Segment Open

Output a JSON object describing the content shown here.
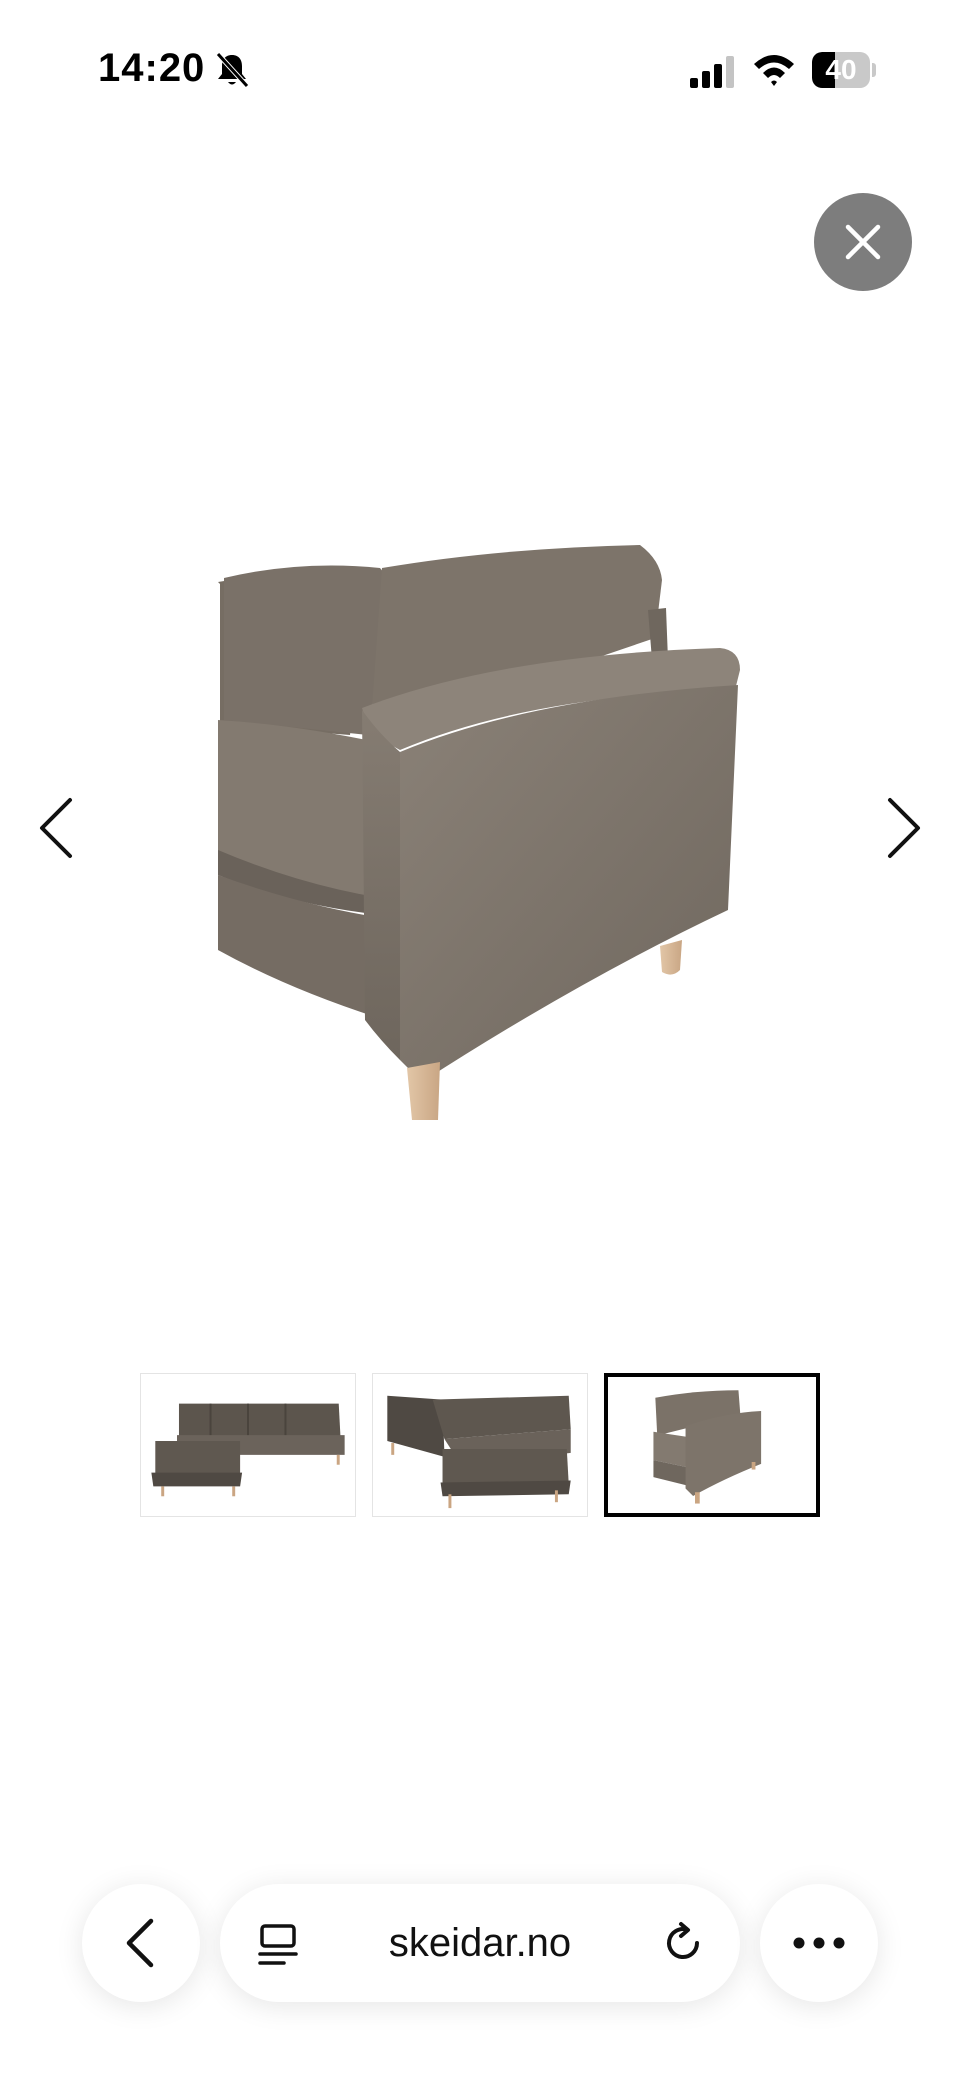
{
  "status_bar": {
    "time": "14:20",
    "battery_level": "40",
    "battery_fraction": 0.4,
    "icons": [
      "bell-slash-icon",
      "cellular-signal-icon",
      "wifi-icon",
      "battery-icon"
    ]
  },
  "gallery": {
    "close_icon": "close-icon",
    "prev_icon": "chevron-left-icon",
    "next_icon": "chevron-right-icon",
    "main_image": "sofa-armrest-closeup",
    "thumbnails": [
      {
        "image": "corner-sofa-front",
        "active": false
      },
      {
        "image": "corner-sofa-angle",
        "active": false
      },
      {
        "image": "sofa-armrest-closeup",
        "active": true
      }
    ]
  },
  "browser_bar": {
    "url": "skeidar.no",
    "icons": [
      "back-icon",
      "reader-mode-icon",
      "reload-icon",
      "more-icon"
    ]
  },
  "colors": {
    "fabric": "#7b7268",
    "fabric_dark": "#5e564e",
    "leg": "#d8b99a",
    "close_bg": "#7d7d7d"
  }
}
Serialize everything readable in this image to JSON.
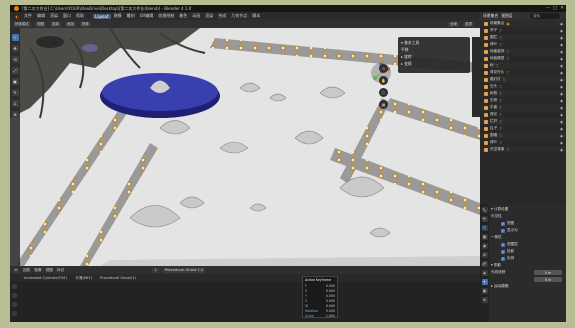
{
  "window": {
    "title": "[第二次大作业] C:\\Users\\YOUR\\OneDrive\\Desktop\\[第二次大作业(blend)] - Blender 4.1.0",
    "controls": [
      "—",
      "□",
      "✕"
    ]
  },
  "menu": {
    "items": [
      "文件",
      "编辑",
      "渲染",
      "窗口",
      "帮助"
    ],
    "workspaces": [
      "Layout",
      "建模",
      "雕刻",
      "UV编辑",
      "纹理绘制",
      "着色",
      "动画",
      "渲染",
      "合成",
      "几何节点",
      "脚本"
    ],
    "active_workspace": "Layout",
    "right": [
      "Scene",
      "ViewLayer"
    ]
  },
  "viewport_header": {
    "items": [
      "物体模式",
      "视图",
      "选择",
      "添加",
      "物体",
      "全局",
      "选项"
    ]
  },
  "toolbar": {
    "tools": [
      "↖",
      "✥",
      "⟲",
      "⤢",
      "▣",
      "✎",
      "∠",
      "⊕"
    ]
  },
  "npanel": {
    "rows": [
      "▾ 基本工具",
      "  平移",
      "▸ 旋转",
      "▸ 变换"
    ]
  },
  "nav_buttons": [
    "⊙",
    "✋",
    "🎥",
    "▦"
  ],
  "outliner": {
    "header": [
      "场景集合",
      "视图层"
    ],
    "search_placeholder": "搜索",
    "rows": [
      {
        "label": "场景集合",
        "icon": "▣"
      },
      {
        "label": "亭子",
        "icon": "▽"
      },
      {
        "label": "围栏",
        "icon": "▽"
      },
      {
        "label": "荷叶",
        "icon": "▽"
      },
      {
        "label": "地面装饰",
        "icon": "▽"
      },
      {
        "label": "地板模型",
        "icon": "▽"
      },
      {
        "label": "树",
        "icon": "▽"
      },
      {
        "label": "荷花叶片",
        "icon": "▽"
      },
      {
        "label": "路灯灯",
        "icon": "▽"
      },
      {
        "label": "石头",
        "icon": "▽"
      },
      {
        "label": "树枝",
        "icon": "▽"
      },
      {
        "label": "石桥",
        "icon": "▽"
      },
      {
        "label": "平面",
        "icon": "▽"
      },
      {
        "label": "莲花",
        "icon": "▽"
      },
      {
        "label": "栏杆",
        "icon": "▽"
      },
      {
        "label": "柱子",
        "icon": "▽"
      },
      {
        "label": "围墙",
        "icon": "▽"
      },
      {
        "label": "荷叶",
        "icon": "▽"
      },
      {
        "label": "天空背景",
        "icon": "▽"
      }
    ]
  },
  "properties": {
    "tabs": [
      "🔧",
      "📷",
      "🌐",
      "▦",
      "◉",
      "⚙",
      "🔗",
      "◈",
      "✦",
      "▣",
      "⊕"
    ],
    "rows": [
      {
        "label": "▾ 计算设置",
        "type": "section"
      },
      {
        "label": "可见性",
        "type": "section"
      },
      {
        "label": "视图",
        "check": "✓",
        "type": "check"
      },
      {
        "label": "显示为",
        "check": "✓",
        "type": "check"
      },
      {
        "label": "一致性",
        "type": "section"
      },
      {
        "label": "视图层",
        "check": "✓",
        "type": "check"
      },
      {
        "label": "投影",
        "check": "✓",
        "type": "check"
      },
      {
        "label": "实例",
        "check": "✓",
        "type": "check"
      },
      {
        "label": "▾ 阴影",
        "type": "section"
      },
      {
        "label": "光线追踪",
        "value": "0 m",
        "type": "field"
      },
      {
        "label": "",
        "value": "0 m",
        "type": "field"
      },
      {
        "label": "▸ 运动模糊",
        "type": "section"
      }
    ]
  },
  "timeline": {
    "header": [
      "▾",
      "回放",
      "抠像",
      "视图",
      "标记"
    ],
    "strip": [
      "Animated Cylinder(Fill1)",
      "平滑(Mt1)",
      "Procedural Ghost(1)"
    ],
    "frame": "1",
    "mode": "Procedural Ghost 1.0",
    "values": [
      "0",
      "1",
      "250"
    ]
  },
  "popup": {
    "title": "Active Keyframe",
    "rows": [
      [
        "F",
        "0.000"
      ],
      [
        "X",
        "0.000"
      ],
      [
        "Y",
        "0.000"
      ],
      [
        "Z",
        "0.000"
      ],
      [
        "W",
        "0.000"
      ],
      [
        "Rotation",
        "0.000"
      ],
      [
        "Scale",
        "1.000"
      ]
    ]
  },
  "colors": {
    "accent": "#4772b3",
    "orange": "#e87d0d",
    "bg": "#1d1d1d",
    "viewport": "#e2e2e2",
    "platform": "#2a2f8a"
  }
}
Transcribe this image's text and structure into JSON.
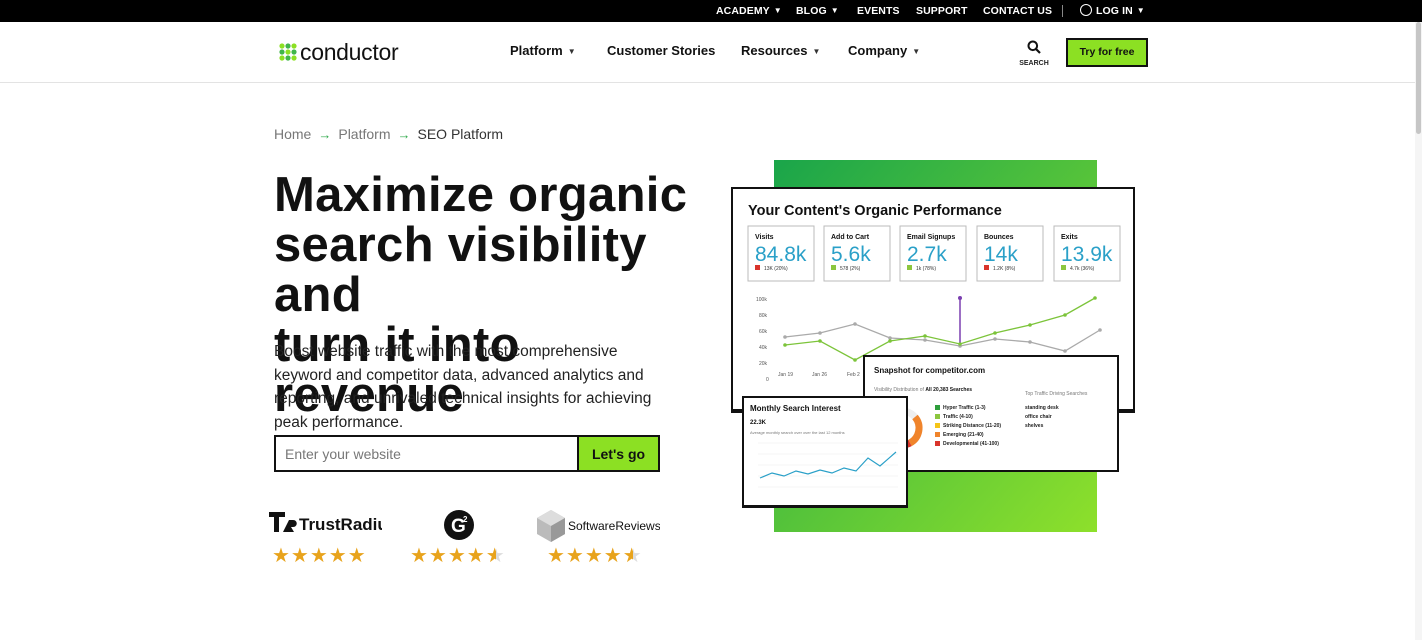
{
  "topbar": {
    "links": [
      "ACADEMY",
      "BLOG",
      "EVENTS",
      "SUPPORT",
      "CONTACT US"
    ],
    "login": "LOG IN"
  },
  "header": {
    "logo_text": "conductor",
    "nav": [
      "Platform",
      "Customer Stories",
      "Resources",
      "Company"
    ],
    "search_label": "SEARCH",
    "cta": "Try for free"
  },
  "breadcrumb": [
    "Home",
    "Platform",
    "SEO Platform"
  ],
  "hero": {
    "title_lines": [
      "Maximize organic",
      "search visibility and",
      "turn it into revenue"
    ],
    "description": "Boost website traffic with the most comprehensive keyword and competitor data, advanced analytics and reporting, and unrivaled technical insights for achieving peak performance.",
    "input_placeholder": "Enter your website",
    "button": "Let's go"
  },
  "reviews": [
    {
      "name": "TrustRadius",
      "rating": 5
    },
    {
      "name": "G2",
      "rating": 4.5
    },
    {
      "name": "SoftwareReviews",
      "rating": 4.5
    }
  ],
  "dashboard": {
    "title": "Your Content's Organic Performance",
    "kpis": [
      {
        "label": "Visits",
        "value": "84.8k",
        "delta": "13K (20%)",
        "trend": "down"
      },
      {
        "label": "Add to Cart",
        "value": "5.6k",
        "delta": "578 (2%)",
        "trend": "up"
      },
      {
        "label": "Email Signups",
        "value": "2.7k",
        "delta": "1k (78%)",
        "trend": "up"
      },
      {
        "label": "Bounces",
        "value": "14k",
        "delta": "1.2K (8%)",
        "trend": "down"
      },
      {
        "label": "Exits",
        "value": "13.9k",
        "delta": "4.7k (36%)",
        "trend": "up"
      }
    ],
    "y_ticks": [
      "100k",
      "80k",
      "60k",
      "40k",
      "20k",
      "0"
    ],
    "x_ticks": [
      "Jan 19",
      "Jan 26",
      "Feb 2"
    ],
    "snapshot": {
      "title": "Snapshot for competitor.com",
      "subtitle_prefix": "Visibility Distribution of ",
      "subtitle_bold": "All 20,383 Searches",
      "right_header": "Top Traffic Driving Searches",
      "legend": [
        {
          "label": "Hyper Traffic (1-3)",
          "color": "#2e9e3c"
        },
        {
          "label": "Traffic (4-10)",
          "color": "#8cc63f"
        },
        {
          "label": "Striking Distance (11-20)",
          "color": "#f5c518"
        },
        {
          "label": "Emerging (21-40)",
          "color": "#f0842b"
        },
        {
          "label": "Developmental (41-100)",
          "color": "#d9342b"
        }
      ],
      "searches": [
        "standing desk",
        "office chair",
        "shelves"
      ]
    },
    "monthly": {
      "title": "Monthly Search Interest",
      "value": "22.3K",
      "caption": "Average monthly search over over the last 12 months"
    }
  },
  "colors": {
    "brand_green": "#8ce023",
    "breadcrumb_arrow": "#2ea84a",
    "star": "#e8a31c"
  }
}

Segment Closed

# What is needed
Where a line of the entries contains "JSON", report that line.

# Exercise result
Output a JSON object describing the content shown here.
Serialize everything readable in this image to JSON.
Transcribe this image's text and structure into JSON.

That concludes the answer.